They are still young, and will learn. I for one wouldn’t want judged on my photography and writing abilities in my early years.

It’s a balance though. Realism and truth matters.

I saw it was six years since Craig Easdown took over my role, and he wrote a piece stating why in his opinion they were the best years ever for cricket in Ireland. You’ve never had it so good, Harold McMillan style.

While some aspects were certainly valid, there was one glaring omission. The failure of the Men’s senior side to qualify for the last two 50-overs World Cups.

It does no one any favours to try and airbrush failures out of the picture. What doesn’t kill you, makes you stronger. It may take a few months for the pain to subside, but the squad will recover. They do need more quality and depth in all departments. That is obvious.

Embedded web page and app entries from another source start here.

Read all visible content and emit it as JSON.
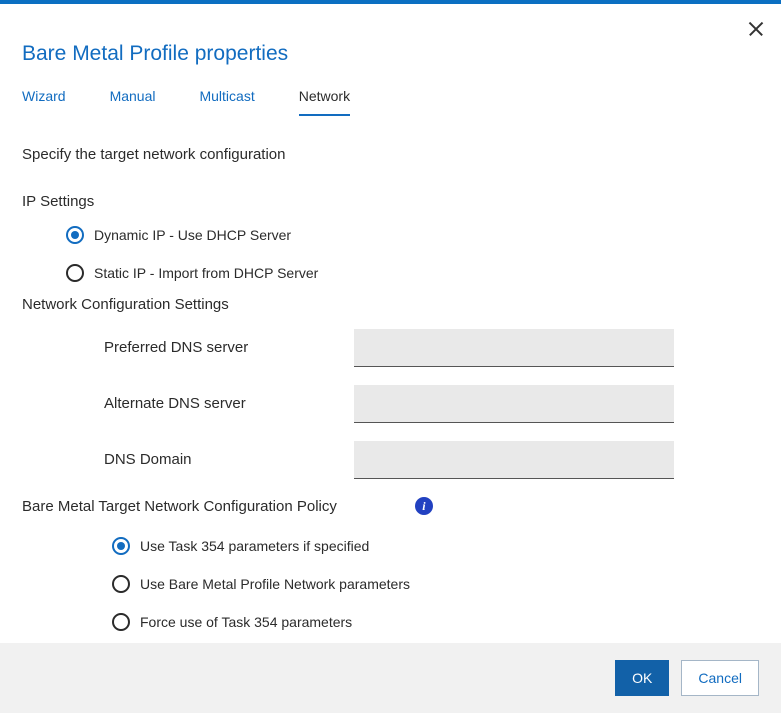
{
  "title": "Bare Metal Profile properties",
  "tabs": {
    "wizard": "Wizard",
    "manual": "Manual",
    "multicast": "Multicast",
    "network": "Network"
  },
  "intro": "Specify the target network configuration",
  "ip": {
    "heading": "IP Settings",
    "dynamic": "Dynamic IP - Use DHCP Server",
    "static": "Static IP - Import from DHCP Server"
  },
  "netconf": {
    "heading": "Network Configuration Settings",
    "preferred_dns_label": "Preferred DNS server",
    "preferred_dns_value": "",
    "alternate_dns_label": "Alternate DNS server",
    "alternate_dns_value": "",
    "dns_domain_label": "DNS Domain",
    "dns_domain_value": ""
  },
  "policy": {
    "heading": "Bare Metal Target Network Configuration Policy",
    "opt1": "Use Task 354 parameters if specified",
    "opt2": "Use Bare Metal Profile Network parameters",
    "opt3": "Force use of Task 354 parameters"
  },
  "footer": {
    "ok": "OK",
    "cancel": "Cancel"
  }
}
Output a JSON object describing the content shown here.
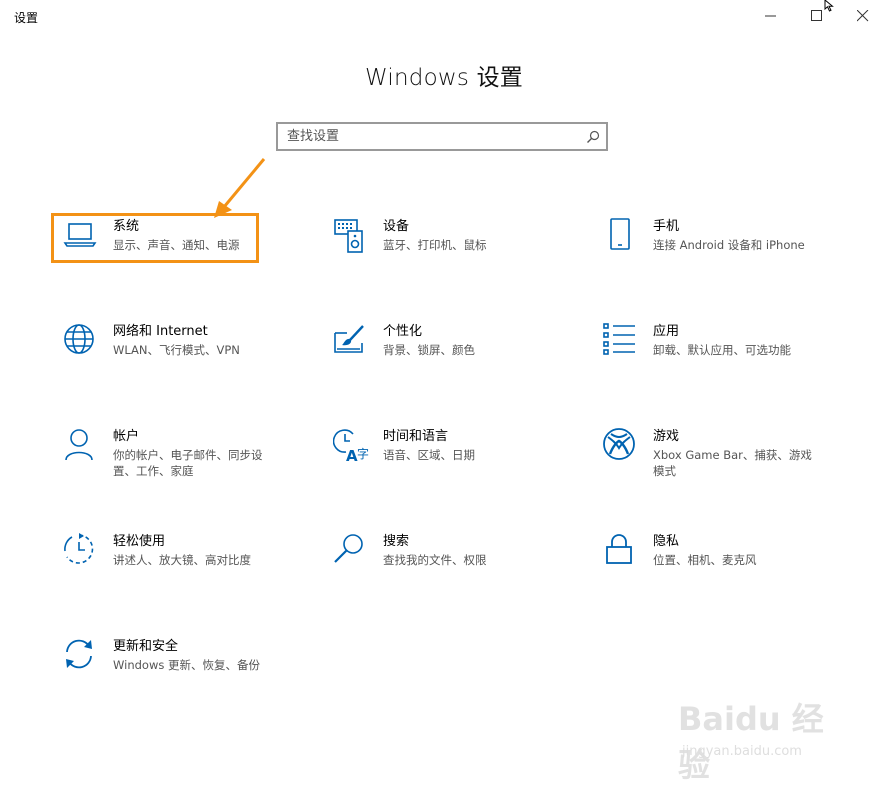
{
  "window": {
    "title": "设置",
    "controls": [
      "minimize",
      "maximize",
      "close"
    ]
  },
  "page": {
    "heading": "Windows 设置"
  },
  "search": {
    "placeholder": "查找设置"
  },
  "accent_color": "#0063b1",
  "highlight_color": "#f39216",
  "tiles": [
    {
      "id": "system",
      "icon": "laptop-icon",
      "title": "系统",
      "desc": "显示、声音、通知、电源",
      "highlighted": true
    },
    {
      "id": "devices",
      "icon": "keyboard-speaker-icon",
      "title": "设备",
      "desc": "蓝牙、打印机、鼠标"
    },
    {
      "id": "phone",
      "icon": "phone-icon",
      "title": "手机",
      "desc": "连接 Android 设备和 iPhone"
    },
    {
      "id": "network",
      "icon": "globe-icon",
      "title": "网络和 Internet",
      "desc": "WLAN、飞行模式、VPN"
    },
    {
      "id": "personalization",
      "icon": "paint-brush-icon",
      "title": "个性化",
      "desc": "背景、锁屏、颜色"
    },
    {
      "id": "apps",
      "icon": "apps-list-icon",
      "title": "应用",
      "desc": "卸载、默认应用、可选功能"
    },
    {
      "id": "accounts",
      "icon": "person-icon",
      "title": "帐户",
      "desc": "你的帐户、电子邮件、同步设\n置、工作、家庭"
    },
    {
      "id": "time-language",
      "icon": "time-language-icon",
      "title": "时间和语言",
      "desc": "语音、区域、日期"
    },
    {
      "id": "gaming",
      "icon": "xbox-icon",
      "title": "游戏",
      "desc": "Xbox Game Bar、捕获、游戏\n模式"
    },
    {
      "id": "ease-of-access",
      "icon": "ease-of-access-icon",
      "title": "轻松使用",
      "desc": "讲述人、放大镜、高对比度"
    },
    {
      "id": "search",
      "icon": "magnifier-icon",
      "title": "搜索",
      "desc": "查找我的文件、权限"
    },
    {
      "id": "privacy",
      "icon": "lock-icon",
      "title": "隐私",
      "desc": "位置、相机、麦克风"
    },
    {
      "id": "update-security",
      "icon": "sync-icon",
      "title": "更新和安全",
      "desc": "Windows 更新、恢复、备份"
    }
  ],
  "watermark": {
    "logo": "Baidu 经验",
    "url": "jingyan.baidu.com"
  }
}
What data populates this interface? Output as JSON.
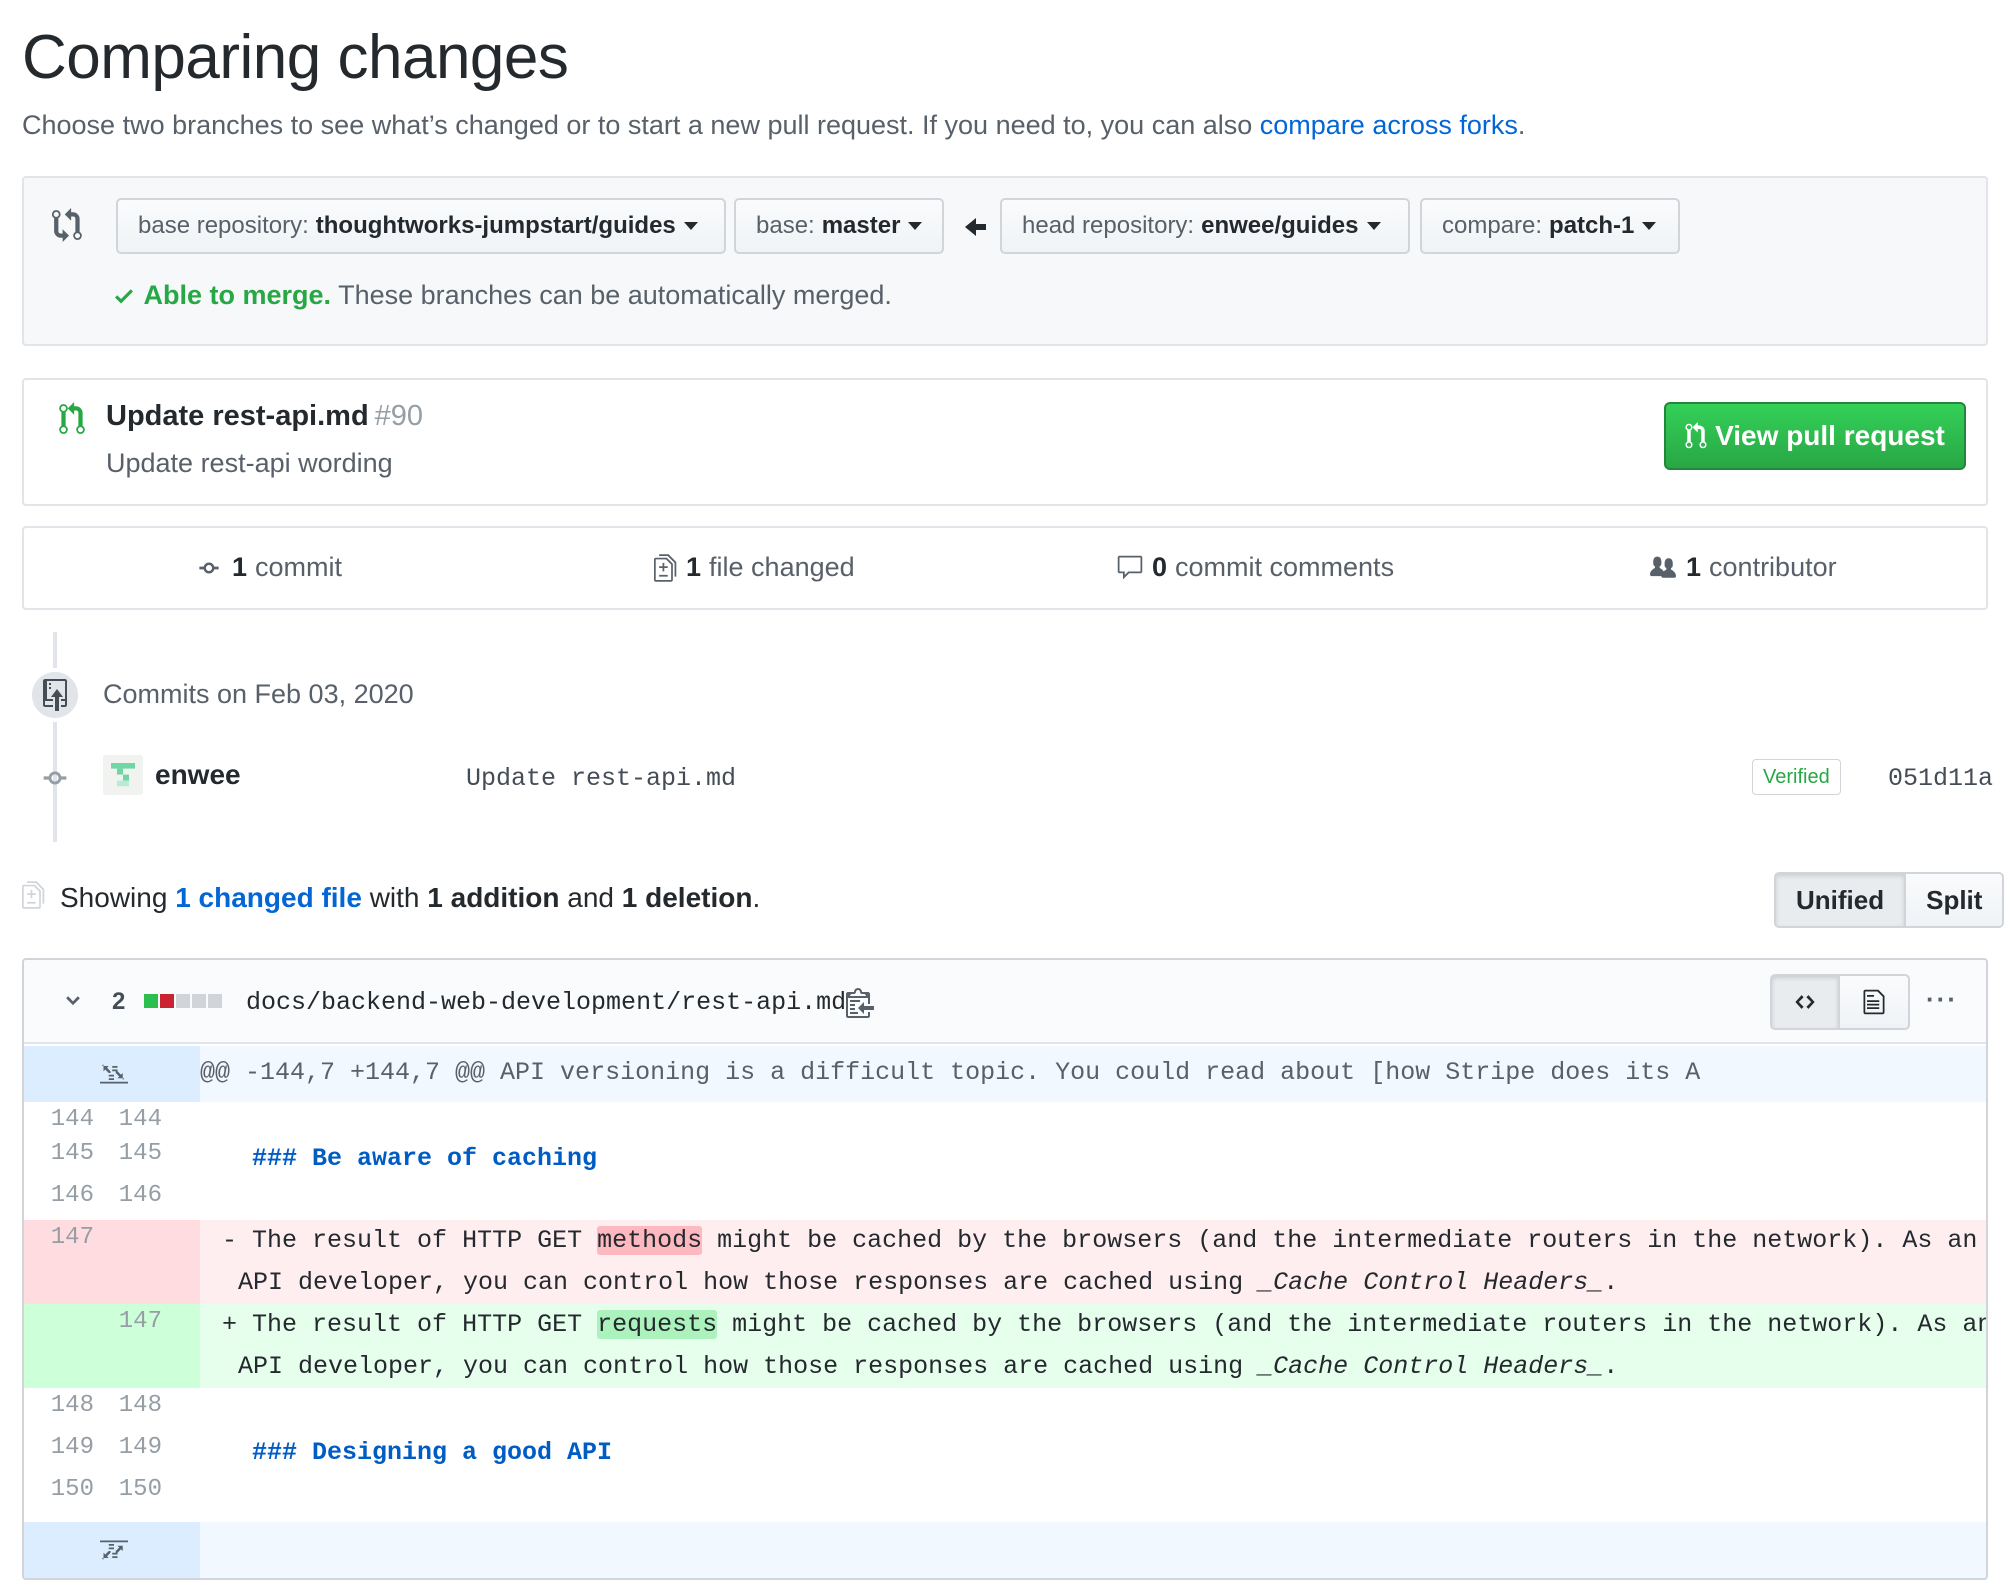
{
  "header": {
    "title": "Comparing changes",
    "subtitle_text": "Choose two branches to see what’s changed or to start a new pull request. If you need to, you can also",
    "subtitle_link": "compare across forks",
    "subtitle_end": "."
  },
  "range": {
    "base_repo_label": "base repository:",
    "base_repo_value": "thoughtworks-jumpstart/guides",
    "base_label": "base:",
    "base_value": "master",
    "head_repo_label": "head repository:",
    "head_repo_value": "enwee/guides",
    "compare_label": "compare:",
    "compare_value": "patch-1",
    "merge_status": "Able to merge.",
    "merge_text": "These branches can be automatically merged."
  },
  "pull_request": {
    "title": "Update rest-api.md",
    "number": "#90",
    "description": "Update rest-api wording",
    "button_label": "View pull request"
  },
  "numbers": {
    "commits_count": "1",
    "commits_label": "commit",
    "files_count": "1",
    "files_label": "file changed",
    "comments_count": "0",
    "comments_label": "commit comments",
    "contributors_count": "1",
    "contributors_label": "contributor"
  },
  "commits": {
    "date_heading": "Commits on Feb 03, 2020",
    "items": [
      {
        "author": "enwee",
        "message": "Update rest-api.md",
        "badge": "Verified",
        "sha": "051d11a"
      }
    ]
  },
  "showing": {
    "prefix": "Showing",
    "link": "1 changed file",
    "mid": "with",
    "additions": "1 addition",
    "and": "and",
    "deletions": "1 deletion",
    "end": "."
  },
  "view_toggle": {
    "unified": "Unified",
    "split": "Split",
    "selected": "Unified"
  },
  "file": {
    "changes": "2",
    "path": "docs/backend-web-development/rest-api.md",
    "more": "···",
    "hunk": "@@ -144,7 +144,7 @@ API versioning is a difficult topic. You could read about [how Stripe does its A",
    "lines": [
      {
        "old": "144",
        "new": "144",
        "text": ""
      },
      {
        "old": "145",
        "new": "145",
        "text": "### Be aware of caching"
      },
      {
        "old": "146",
        "new": "146",
        "text": ""
      },
      {
        "old": "147",
        "new": "",
        "sign": "-",
        "pre": "The result of HTTP GET ",
        "hl": "methods",
        "post": " might be cached by the browsers (and the intermediate routers in the network). As an",
        "line2_pre": "API developer, you can control how those responses are cached using ",
        "line2_em": "_Cache Control Headers_",
        "line2_end": "."
      },
      {
        "old": "",
        "new": "147",
        "sign": "+",
        "pre": "The result of HTTP GET ",
        "hl": "requests",
        "post": " might be cached by the browsers (and the intermediate routers in the network). As an",
        "line2_pre": "API developer, you can control how those responses are cached using ",
        "line2_em": "_Cache Control Headers_",
        "line2_end": "."
      },
      {
        "old": "148",
        "new": "148",
        "text": ""
      },
      {
        "old": "149",
        "new": "149",
        "text": "### Designing a good API"
      },
      {
        "old": "150",
        "new": "150",
        "text": ""
      }
    ]
  },
  "colors": {
    "link": "#0366d6",
    "success": "#28a745",
    "deletion_bg": "#ffeef0",
    "addition_bg": "#e6ffed",
    "hunk_bg": "#f1f8ff"
  },
  "icons": [
    "compare-arrows-icon",
    "check-icon",
    "pull-request-icon",
    "commit-icon",
    "file-diff-icon",
    "comment-icon",
    "people-icon",
    "repo-push-icon",
    "chevron-down-icon",
    "clipboard-icon",
    "code-icon",
    "file-icon",
    "kebab-horizontal-icon",
    "unfold-up-icon",
    "unfold-down-icon"
  ]
}
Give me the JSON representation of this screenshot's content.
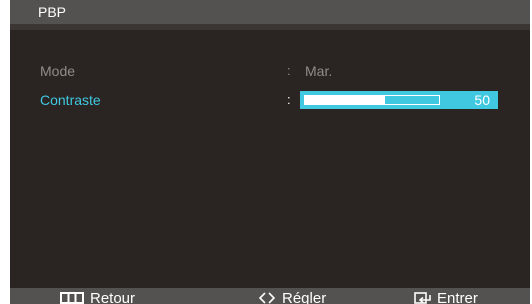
{
  "header": {
    "title": "PBP"
  },
  "menu": {
    "mode": {
      "label": "Mode",
      "separator": ":",
      "value": "Mar."
    },
    "contrast": {
      "label": "Contraste",
      "separator": ":",
      "value": "50",
      "level_fraction": 0.59
    }
  },
  "footer": {
    "back": {
      "label": "Retour",
      "icon": "menu-icon"
    },
    "adjust": {
      "label": "Régler",
      "icon": "diamond-arrows-icon"
    },
    "enter": {
      "label": "Entrer",
      "icon": "enter-icon"
    }
  },
  "colors": {
    "panel": "#2a2523",
    "bar": "#545251",
    "highlight": "#3fc8e0",
    "dim_text": "#918b88"
  }
}
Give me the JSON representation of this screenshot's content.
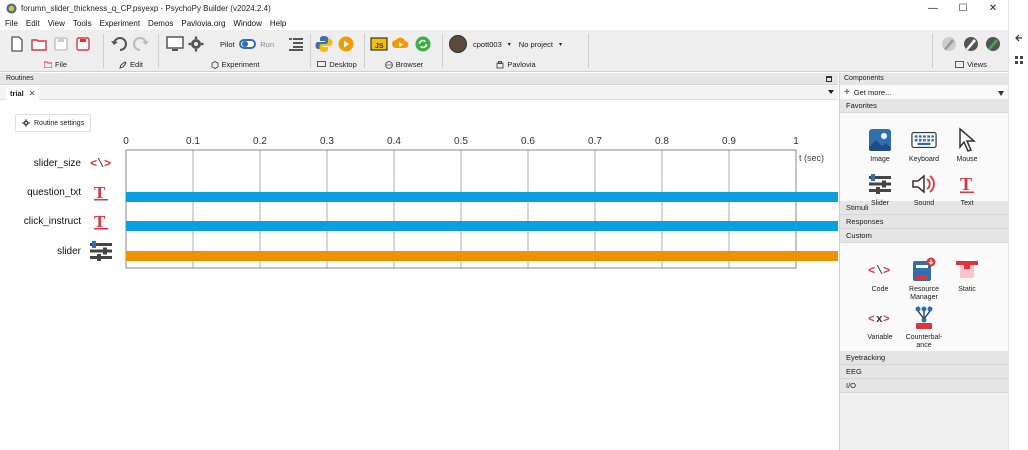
{
  "window": {
    "title": "forumn_slider_thickness_q_CP.psyexp - PsychoPy Builder (v2024.2.4)",
    "minimize": "—",
    "maximize": "☐",
    "close": "✕"
  },
  "menu": [
    "File",
    "Edit",
    "View",
    "Tools",
    "Experiment",
    "Demos",
    "Pavlovia.org",
    "Window",
    "Help"
  ],
  "toolbar": {
    "file_label": "File",
    "edit_label": "Edit",
    "experiment_label": "Experiment",
    "desktop_label": "Desktop",
    "browser_label": "Browser",
    "pavlovia_label": "Pavlovia",
    "views_label": "Views",
    "pilot_label": "Pilot",
    "run_label": "Run",
    "user": "cpott003",
    "project": "No project"
  },
  "routines": {
    "header": "Routines",
    "tab": "trial",
    "tab_close": "✕",
    "routine_settings": "Routine settings"
  },
  "timeline": {
    "ticks": [
      "0",
      "0.1",
      "0.2",
      "0.3",
      "0.4",
      "0.5",
      "0.6",
      "0.7",
      "0.8",
      "0.9",
      "1"
    ],
    "axis_label": "t (sec)",
    "components": [
      {
        "name": "slider_size",
        "icon": "code-icon"
      },
      {
        "name": "question_txt",
        "icon": "text-icon",
        "bar_color": "#0aa0e0"
      },
      {
        "name": "click_instruct",
        "icon": "text-icon",
        "bar_color": "#0aa0e0"
      },
      {
        "name": "slider",
        "icon": "slider-icon",
        "bar_color": "#ef9100"
      }
    ]
  },
  "components_panel": {
    "header": "Components",
    "get_more": "Get more...",
    "favorites": "Favorites",
    "favorites_items": [
      "Image",
      "Keyboard",
      "Mouse",
      "Slider",
      "Sound",
      "Text"
    ],
    "stimuli": "Stimuli",
    "responses": "Responses",
    "custom": "Custom",
    "custom_items": [
      "Code",
      "Resource Manager",
      "Static",
      "Variable",
      "Counterbal-ance"
    ],
    "eyetracking": "Eyetracking",
    "eeg": "EEG",
    "io": "I/O"
  },
  "colors": {
    "accent_blue": "#0aa0e0",
    "accent_orange": "#ef9100",
    "text_red": "#e0333b"
  }
}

The Super Series is soft cricket. Better than nothing but far from what is required as a stepping stone to international cricket. Lobby bowling and easy runs. No pressure or consequences.

Unlike yesterday. 


The recent furore over staff cars – Teslagate as dubbed by Nathan Johns -was one of a number of topics addressed by CEO Warren Deutrom in the Last Word Podcast.

It was a lengthy interview – well over an hour – but my biggest takeaway from it all was how tired Warren looked. And old. Of course, I see it myself these days when I look in the mirror. Myself, Warren and Richard Holdsworth are all of similar vintage.

It’s time for change. This is not a case of what have the Romans ever done for us? No-one can argue about the legacy and the dramatic impact/transformation Warren in particular has had on Irish cricket.

The most worrying aspect for me in all the recent hullaballoo was the absence of any contrition in the interview, and the fact that nobody in the Board or the office thought it worthy of challenging the decision to buy the cars in the first instance. 

Any why do so many staff need cars? How many in total have them and how much does it cost? About the same as it would have taken to bring world champions Australia over for a five-match series.

Are they really all that afraid to challenge or offer a different opinion? Do Board meetings offer any sort of scrutiny to what is being spent and what on? I would love for a really detailed breakdown on where the millions go. I can dream I guess.


While covering a two-division European tournament in Scotland in 2006, there was a rain break (surprise, surprise) in the game between the hosts and Ireland at Ayr. In the media tent, Rod Lyall was reading out the scores from the second tier games, along the lines of France are 64 for 4 against Gibraltar, Norway 80 for 2 against Belgium etc, when David Townsend announced that nobody cared…That set Rod off on a rant, but ‘DT’ was probably right. Nobody did really CARE.

That’s how I felt about the T20 Festival (sic) in Pembroke last week. I didn’t care. Neither did many others given how few bothered to watch, either in person or online. How has it come to this? I can offer many reasons, but for once I’m not so big on solutions.

What used to be a Friday-Sunday, with music, promotions, kids’ activities and the like is now more of a wake than a festival. Games are now midweek with people at work and the children at school. I was at a match at Bready last year and I could name the crowd – 11 of them.

It’s not that Cricket Ireland aren’t spending money on it, far from it. The games are streamed by HBV, Sportsfile are paid to attend, the games are ball-by-ball on NV Play, and Cricinfo are also paid to provide a competing live scoring service to their own system – Justin does a great job. It’s that they just don’t seem to care about their own competition, a case of money can’t buy you love

The dispersal of talent across the four teams diluted the identity. You get the sense the players don’t really care, and that filters through to everything.

You will rarely see me commenting on player selections, as I prefer to leave that to selectors, but I will comment on media matters. 

I use BBC Radio Foyle as my barometer for media interest in competitions, and last week they didn’t want anything on the Warriors bar a two-line report the next morning on their breakfast programme.

Not a lot. But it was still two lines more than Cricket Ireland put on their own website on any of the six games. If they can’t be bothered, why would they expect any Irish media to be?